With Blend 3, we have made the Blend UI much more configurable. Panels can now be docked and undocked, and the panels can be set to “auto-hide”, which means that they are minimized and automatically pop-up to their full size glory as you hover over the tab that represents the minimized version.
Of course, you can create and save your own custom panel arrangements and configurations, which we call workspaces.
In this quick tutorial, I show you how to create a custom workspace with most of the Blend UI hidden away.
In pretty much any serious authoring tool there are tasks where you just need a subset of the overall functionality the tool has to offer. And it is nice if everything else goes out of the way.
To begin with a prototype, you usually don’t need much. The art board, the SketchFlow map, and the toolbar get you very far, and you get a nice clean and uncluttered environment this way.
Enough of the introduction. Let’s make a minimal custom workspace just for SketchFlow…
This tutorial assumes that you have the public RC of Blend 3.
To make the workspace, open or create a SketchFlow project. You can for example use this one from the Samples tab of the Blend Welcome screen:
After loading the project, the default Design workspace should look roughly like this (the content of the art board and the SketchFlow map may vary, depending on the project you loaded):
Now we can begin to remodel the workspace.

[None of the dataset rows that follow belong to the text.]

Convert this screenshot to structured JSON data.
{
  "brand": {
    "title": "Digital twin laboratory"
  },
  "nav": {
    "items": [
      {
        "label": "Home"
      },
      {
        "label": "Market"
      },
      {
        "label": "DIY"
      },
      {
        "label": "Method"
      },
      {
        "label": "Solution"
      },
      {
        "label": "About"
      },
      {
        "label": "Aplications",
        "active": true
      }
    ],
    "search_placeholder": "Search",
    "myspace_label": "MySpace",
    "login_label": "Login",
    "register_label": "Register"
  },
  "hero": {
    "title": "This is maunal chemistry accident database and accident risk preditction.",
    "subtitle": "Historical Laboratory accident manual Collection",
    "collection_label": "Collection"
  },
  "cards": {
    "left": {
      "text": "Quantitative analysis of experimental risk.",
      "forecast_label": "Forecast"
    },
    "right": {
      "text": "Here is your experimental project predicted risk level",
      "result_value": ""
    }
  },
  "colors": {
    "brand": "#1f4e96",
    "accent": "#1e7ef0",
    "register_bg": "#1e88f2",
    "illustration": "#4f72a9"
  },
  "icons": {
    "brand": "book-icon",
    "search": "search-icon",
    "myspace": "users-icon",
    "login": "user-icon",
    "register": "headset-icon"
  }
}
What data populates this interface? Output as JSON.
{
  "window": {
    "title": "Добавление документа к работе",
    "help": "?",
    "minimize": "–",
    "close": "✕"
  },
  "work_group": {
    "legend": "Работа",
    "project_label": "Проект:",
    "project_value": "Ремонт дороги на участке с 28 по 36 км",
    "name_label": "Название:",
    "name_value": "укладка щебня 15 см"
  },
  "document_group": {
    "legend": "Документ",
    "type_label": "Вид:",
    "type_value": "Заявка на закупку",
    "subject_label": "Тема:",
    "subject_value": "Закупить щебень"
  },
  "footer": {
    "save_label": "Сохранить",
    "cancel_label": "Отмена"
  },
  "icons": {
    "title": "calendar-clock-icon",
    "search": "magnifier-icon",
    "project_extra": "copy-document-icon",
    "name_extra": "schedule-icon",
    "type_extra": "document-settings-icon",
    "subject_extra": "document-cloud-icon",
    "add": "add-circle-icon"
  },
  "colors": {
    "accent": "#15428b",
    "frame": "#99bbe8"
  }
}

First, let’s close the SketchFlow Animation panel, which is located right above the art board. Click where the red arrow indicates.
Next, let’s make all other panels auto-hide. To do so, click the little push-pins for the other panels:
This will collapse the panels into minimized versions that pop up when you hover the mouse over their minimized representation:
This is how the workspace looks overall. As you can see, it is very minimalistic – all you see is the SketchFlow Map and your art board, which is pretty much what you want to focus on during prototyping.
Let’s save this workspace, using the Window menu:
Enter a name in the dialog that follows:
You can now switch between the new workspace you created and the default workspaces using the Window menu:
Workspaces are persisted across sessions in Blend – any workspace you set up once is available in any project, until you explicitly delete it.
Pinning the Asset Panel
If you work a lot with assets in your project, it is often nice to keep the asset panel open. You can re-pin the asset panel:
As I said in the beginning, you can also undock and re-dock panels pretty much anywhere you like. This is beyond the scope of this brief tutorial, but if you want to try, just drag a panel out of its place by dragging the header area or the tab. To re-dock a panel drag it over possible dock positions, and you will see blue-grey highlights to indicate possible dock positions.